Review: Uniea U-Feel for iPhone + iPod touch
As enthusiastic as we may be regarding the use of mirrored surfaces in some iPod cases, the iPhone and iPod touch have not yet received truly excellent reflective enclosures. Uniea's new U-Feel cases for iPhone and iPod touch ($30 each) continue this trend, offering a combination of hard plastic shell and mirror coating that tends to cheapen the devices' looks rather than improving them.
Of the semi-mirrored cases we’ve seen for iPhones and iPod touches over the past few months, Pacific Rim’s iShield Mirror offered the most reflectivity and the least inspired looks, covering almost the entire face of each device with a mirrored surface, while Griffin’s Reflect had the least reflectivity and the classiest looks. U-Feel is somewhere in-between. Like Reflect, it only frames the iPhone or iPod touch’s face with mirroring, rather than completely covering it, but thanks to an extremely plain front design, it also manages to look almost as cheap as iShield Mirror. The iPod touch gets an odd oval shape around its proximity sensor, and the iPhone an open mouth around its ear speaker; both cases’ fronts just look boring.
It should be noted that Uniea’s design bears more than a passing resemblance to an earlier Artwizz case design, SeeJacket Crystal, which has also recently turned up under the name Ivyskin Xylo T2. The only major differences between Uniea’s case and Artwizz’s are the mirror framing, which SeeJacket left out, and a couple of differences in their rear shells. Uniea offers U-Feel in both clear and smoke black shell colors, and includes a detachable belt clip; Artwizz only offers a single clear, non-clip version.

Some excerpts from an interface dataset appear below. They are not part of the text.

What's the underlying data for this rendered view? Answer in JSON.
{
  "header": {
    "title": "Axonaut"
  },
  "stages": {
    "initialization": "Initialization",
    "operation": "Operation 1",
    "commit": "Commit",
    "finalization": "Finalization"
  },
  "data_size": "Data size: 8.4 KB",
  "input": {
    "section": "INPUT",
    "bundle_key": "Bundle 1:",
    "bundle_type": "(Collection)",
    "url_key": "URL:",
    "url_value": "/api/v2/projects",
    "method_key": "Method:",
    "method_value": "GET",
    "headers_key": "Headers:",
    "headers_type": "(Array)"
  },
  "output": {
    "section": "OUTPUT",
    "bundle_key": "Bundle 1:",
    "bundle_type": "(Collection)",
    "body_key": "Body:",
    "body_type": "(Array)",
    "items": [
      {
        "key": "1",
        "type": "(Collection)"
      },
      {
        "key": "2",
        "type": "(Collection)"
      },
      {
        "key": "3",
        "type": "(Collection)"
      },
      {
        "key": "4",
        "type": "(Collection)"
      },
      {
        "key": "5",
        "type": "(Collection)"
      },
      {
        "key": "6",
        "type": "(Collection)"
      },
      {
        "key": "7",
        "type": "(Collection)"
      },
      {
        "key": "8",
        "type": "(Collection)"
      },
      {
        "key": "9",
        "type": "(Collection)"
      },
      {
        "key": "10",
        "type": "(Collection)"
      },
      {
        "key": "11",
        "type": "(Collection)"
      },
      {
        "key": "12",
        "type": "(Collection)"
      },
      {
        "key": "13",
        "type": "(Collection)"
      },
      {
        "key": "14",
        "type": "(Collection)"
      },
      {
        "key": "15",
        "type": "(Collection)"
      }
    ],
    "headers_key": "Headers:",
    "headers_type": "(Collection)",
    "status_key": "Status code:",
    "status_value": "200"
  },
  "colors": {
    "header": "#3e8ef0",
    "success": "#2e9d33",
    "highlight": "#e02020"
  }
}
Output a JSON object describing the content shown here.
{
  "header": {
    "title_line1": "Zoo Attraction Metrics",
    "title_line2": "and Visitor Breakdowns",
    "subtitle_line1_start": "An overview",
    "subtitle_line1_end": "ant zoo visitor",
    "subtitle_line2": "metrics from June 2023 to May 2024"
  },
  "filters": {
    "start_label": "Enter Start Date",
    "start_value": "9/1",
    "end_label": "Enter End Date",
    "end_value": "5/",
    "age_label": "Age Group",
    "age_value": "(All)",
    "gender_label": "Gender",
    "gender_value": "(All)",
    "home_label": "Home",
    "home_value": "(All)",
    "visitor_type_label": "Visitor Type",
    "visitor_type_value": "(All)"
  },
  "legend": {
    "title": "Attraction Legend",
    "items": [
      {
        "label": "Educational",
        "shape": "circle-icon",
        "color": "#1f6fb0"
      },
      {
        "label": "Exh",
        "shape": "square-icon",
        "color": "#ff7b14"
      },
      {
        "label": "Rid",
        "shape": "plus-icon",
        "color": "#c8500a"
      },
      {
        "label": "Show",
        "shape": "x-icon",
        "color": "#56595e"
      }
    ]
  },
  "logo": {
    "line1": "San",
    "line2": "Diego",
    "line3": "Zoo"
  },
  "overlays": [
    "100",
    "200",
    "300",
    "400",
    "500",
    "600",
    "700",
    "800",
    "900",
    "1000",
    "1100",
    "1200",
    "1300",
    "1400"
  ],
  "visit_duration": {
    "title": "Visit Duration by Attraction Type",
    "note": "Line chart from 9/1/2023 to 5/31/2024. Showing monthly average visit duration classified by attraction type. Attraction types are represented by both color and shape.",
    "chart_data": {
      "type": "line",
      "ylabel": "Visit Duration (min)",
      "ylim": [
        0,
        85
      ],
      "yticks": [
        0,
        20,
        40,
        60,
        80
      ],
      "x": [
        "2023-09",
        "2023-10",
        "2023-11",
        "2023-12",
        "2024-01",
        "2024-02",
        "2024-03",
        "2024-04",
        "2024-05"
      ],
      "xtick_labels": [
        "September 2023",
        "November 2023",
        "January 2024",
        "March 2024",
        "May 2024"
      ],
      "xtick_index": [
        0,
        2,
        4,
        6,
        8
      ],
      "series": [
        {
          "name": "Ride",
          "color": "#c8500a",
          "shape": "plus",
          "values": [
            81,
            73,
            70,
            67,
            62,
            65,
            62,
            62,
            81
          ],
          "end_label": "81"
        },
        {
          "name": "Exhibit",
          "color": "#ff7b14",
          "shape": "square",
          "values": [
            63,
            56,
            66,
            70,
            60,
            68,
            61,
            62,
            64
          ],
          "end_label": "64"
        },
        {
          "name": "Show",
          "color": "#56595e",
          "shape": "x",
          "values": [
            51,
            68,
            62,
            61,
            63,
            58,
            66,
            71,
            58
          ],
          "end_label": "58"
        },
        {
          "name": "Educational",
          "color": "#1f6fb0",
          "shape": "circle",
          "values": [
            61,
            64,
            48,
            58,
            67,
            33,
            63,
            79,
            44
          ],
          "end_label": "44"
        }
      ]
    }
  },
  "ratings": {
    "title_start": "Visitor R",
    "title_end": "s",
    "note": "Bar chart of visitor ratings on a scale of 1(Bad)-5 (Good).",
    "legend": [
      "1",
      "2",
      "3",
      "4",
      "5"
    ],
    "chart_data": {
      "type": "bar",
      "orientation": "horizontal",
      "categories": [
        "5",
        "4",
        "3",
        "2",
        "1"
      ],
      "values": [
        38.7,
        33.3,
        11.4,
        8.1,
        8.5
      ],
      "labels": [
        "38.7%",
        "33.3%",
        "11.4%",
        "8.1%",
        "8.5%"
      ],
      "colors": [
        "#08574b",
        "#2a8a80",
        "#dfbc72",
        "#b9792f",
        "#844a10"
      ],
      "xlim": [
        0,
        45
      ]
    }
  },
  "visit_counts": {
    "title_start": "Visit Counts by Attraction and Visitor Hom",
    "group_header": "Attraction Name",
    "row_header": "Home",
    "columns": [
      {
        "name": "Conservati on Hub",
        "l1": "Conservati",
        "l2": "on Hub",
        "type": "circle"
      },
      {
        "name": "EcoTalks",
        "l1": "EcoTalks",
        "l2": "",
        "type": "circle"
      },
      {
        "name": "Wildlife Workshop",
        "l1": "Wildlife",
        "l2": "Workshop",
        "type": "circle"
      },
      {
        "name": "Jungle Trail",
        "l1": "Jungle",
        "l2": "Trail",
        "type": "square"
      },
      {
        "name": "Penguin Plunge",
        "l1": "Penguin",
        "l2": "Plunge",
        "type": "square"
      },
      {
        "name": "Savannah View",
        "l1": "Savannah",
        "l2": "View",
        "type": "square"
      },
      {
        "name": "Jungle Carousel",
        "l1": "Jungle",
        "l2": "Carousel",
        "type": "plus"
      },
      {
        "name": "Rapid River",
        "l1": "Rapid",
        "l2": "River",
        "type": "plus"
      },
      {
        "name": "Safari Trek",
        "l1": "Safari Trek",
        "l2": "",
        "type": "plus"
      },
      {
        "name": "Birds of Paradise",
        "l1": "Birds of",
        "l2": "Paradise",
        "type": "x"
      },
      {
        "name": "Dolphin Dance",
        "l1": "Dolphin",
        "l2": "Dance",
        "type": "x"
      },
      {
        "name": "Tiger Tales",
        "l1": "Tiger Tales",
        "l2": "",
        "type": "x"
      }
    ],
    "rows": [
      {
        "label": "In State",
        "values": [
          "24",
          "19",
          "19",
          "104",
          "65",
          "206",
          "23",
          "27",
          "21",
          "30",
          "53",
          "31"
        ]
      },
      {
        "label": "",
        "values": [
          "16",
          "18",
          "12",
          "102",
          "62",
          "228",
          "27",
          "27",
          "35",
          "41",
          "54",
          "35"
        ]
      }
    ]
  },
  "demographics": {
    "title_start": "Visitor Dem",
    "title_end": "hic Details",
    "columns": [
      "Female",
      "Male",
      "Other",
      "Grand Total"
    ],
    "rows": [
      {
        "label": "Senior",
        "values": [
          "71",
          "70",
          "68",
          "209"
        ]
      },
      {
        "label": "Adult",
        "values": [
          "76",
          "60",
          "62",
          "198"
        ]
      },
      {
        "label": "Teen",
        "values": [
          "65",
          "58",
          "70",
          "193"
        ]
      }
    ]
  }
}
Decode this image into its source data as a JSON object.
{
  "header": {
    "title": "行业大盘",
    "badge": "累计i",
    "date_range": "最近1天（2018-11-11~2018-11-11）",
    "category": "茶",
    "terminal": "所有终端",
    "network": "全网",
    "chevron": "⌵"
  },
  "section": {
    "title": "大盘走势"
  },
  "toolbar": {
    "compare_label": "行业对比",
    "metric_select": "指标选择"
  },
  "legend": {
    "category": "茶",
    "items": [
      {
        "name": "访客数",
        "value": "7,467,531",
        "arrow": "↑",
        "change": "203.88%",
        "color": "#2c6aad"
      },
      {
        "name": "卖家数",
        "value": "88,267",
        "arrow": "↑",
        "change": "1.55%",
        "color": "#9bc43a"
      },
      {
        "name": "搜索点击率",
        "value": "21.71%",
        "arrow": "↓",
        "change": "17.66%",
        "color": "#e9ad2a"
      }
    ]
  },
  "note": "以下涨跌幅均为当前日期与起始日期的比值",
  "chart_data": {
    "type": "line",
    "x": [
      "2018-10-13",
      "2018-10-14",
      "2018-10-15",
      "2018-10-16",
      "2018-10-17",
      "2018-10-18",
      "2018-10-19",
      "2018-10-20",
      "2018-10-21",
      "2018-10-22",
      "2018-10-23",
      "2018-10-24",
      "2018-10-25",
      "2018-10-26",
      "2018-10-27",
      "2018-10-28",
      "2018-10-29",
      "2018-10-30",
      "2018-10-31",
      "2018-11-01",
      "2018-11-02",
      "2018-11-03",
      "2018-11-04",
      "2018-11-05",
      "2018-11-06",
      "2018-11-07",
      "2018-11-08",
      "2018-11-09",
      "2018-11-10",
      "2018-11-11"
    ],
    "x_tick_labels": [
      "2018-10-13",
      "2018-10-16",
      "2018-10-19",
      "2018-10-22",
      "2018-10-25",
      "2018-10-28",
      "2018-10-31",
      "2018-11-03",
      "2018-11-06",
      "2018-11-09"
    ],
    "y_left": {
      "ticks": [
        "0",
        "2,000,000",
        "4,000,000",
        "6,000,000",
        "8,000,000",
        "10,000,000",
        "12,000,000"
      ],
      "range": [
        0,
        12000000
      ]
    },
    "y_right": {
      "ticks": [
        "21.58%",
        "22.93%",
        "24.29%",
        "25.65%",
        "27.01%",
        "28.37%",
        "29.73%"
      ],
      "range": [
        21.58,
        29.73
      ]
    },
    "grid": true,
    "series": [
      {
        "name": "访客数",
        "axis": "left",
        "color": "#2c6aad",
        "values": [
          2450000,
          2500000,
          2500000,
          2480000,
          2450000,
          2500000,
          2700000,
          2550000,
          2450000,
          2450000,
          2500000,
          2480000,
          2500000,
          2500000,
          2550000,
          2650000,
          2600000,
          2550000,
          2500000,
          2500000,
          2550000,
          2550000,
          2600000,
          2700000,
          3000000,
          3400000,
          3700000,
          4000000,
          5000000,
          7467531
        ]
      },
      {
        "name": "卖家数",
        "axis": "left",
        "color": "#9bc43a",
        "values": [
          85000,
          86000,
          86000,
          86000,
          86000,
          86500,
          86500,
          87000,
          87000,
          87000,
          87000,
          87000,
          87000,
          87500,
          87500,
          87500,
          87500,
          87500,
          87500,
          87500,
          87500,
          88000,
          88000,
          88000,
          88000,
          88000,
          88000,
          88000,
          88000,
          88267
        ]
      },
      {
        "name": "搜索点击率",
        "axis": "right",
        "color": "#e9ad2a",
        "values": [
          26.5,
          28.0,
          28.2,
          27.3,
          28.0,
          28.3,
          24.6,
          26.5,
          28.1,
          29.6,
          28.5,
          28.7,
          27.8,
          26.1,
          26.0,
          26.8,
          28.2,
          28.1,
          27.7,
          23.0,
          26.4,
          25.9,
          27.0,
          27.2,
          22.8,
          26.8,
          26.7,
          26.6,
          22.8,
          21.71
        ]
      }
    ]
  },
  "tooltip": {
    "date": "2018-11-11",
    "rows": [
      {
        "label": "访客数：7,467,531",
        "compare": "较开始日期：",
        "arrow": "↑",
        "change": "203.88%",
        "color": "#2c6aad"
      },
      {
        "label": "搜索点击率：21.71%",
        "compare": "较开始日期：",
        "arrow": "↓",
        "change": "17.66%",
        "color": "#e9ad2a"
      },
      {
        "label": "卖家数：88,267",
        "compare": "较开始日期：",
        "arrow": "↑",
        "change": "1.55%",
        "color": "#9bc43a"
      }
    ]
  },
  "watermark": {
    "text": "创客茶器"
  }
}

Just like SeeJacket Crystal and iShield Mirror, U-Feel uses a thin layer of flat plastic to cover the entire screen of each device, rather than having an elevated ridge of hard plastic above either a completely exposed iPod/iPhone touchscreen, or one that’s been covered with a layer of adhesive film, the common approach of otherwise hard plastic cases such as Reflect. Uniea’s plastic piece is completely see-through and play-through, still enabling you to use each device’s controls; it doesn’t attract as many smears or smudges as Pacific Rim’s design, and appears completely flat, rather than wavy. Unfortunately, there’s a fairly significant negative with this face cover: it’s not sufficiently bonded to U-Feel’s harder front/side plastic shell, so flexing the faceplace leads to the front shield separating partially from the sides. In our non-abusive testing, the case stayed together, but it wouldn’t take a lot of abuse to make the front piece come off entirely. Better glue or a more reinforced design would have helped a lot.
Both of the cases offer typical rather than aggressive protection of the iPhone and iPod touch. The iPhone version exposes the bottom speaker and microphone completely, as well as the Dock Connector between them, while the iPod touch version exposes the Dock Connector and headphone port on bottom. Each case is compatible with Universal Docks, and offers full unprotected access to the Sleep/Wake button, as well as modest access to the headphone port. This isn’t an issue with the iPhone, but in the iPod touch, you’ll find that only Apple-sized headphone plugs or similarly narrow adapters fit; large bottom-connecting accessories other than docks may also experience issues. U-Feel for iPhone also has openings for the rear camera and side controls, rather than attempting to cover them.
The only other twists in these cases are small ones. As previously noted, you can choose from smoke black or completely clear side and rear coloration, and though this doesn’t make a lot of difference from the front, the darker version does obscure the iPod touch’s odd rear antenna cover; both versions have a Uniea logo covering whatever engraving your iPod touch may have. Then there’s the belt clip, which is color-matched to the case’s black or clear plastic. On a positive note, these belt clips ratchet through 180 degrees of freedom, but they’re not rubber-coated for the scuff-proof safety of the device inside, and when removed, they leave two additional holes in the back of each case. We always prefer that cases be dirt-sealed rather than unnecessarily open, but belt clip users mightn’t mind this design.
Overall, the U-Feel cases for iPhone and iPod touch would have rated in our B range except for a few little touches that undermine our confidence in their overall quality: the ease with which their screen covers can be separated from their harder plastic shells, combined with their so-so aesthetics and belt clip designs, suggest that Uniea has some work ahead to become a strong producer of plastic enclosures. That said, putting the rookie mistakes aside, it’s obvious that next-generation U-Feel cases could actually be pretty good options for iPod and iPhone users, so we’re looking forward to seeing Uniea improve on these cases for the next go-around.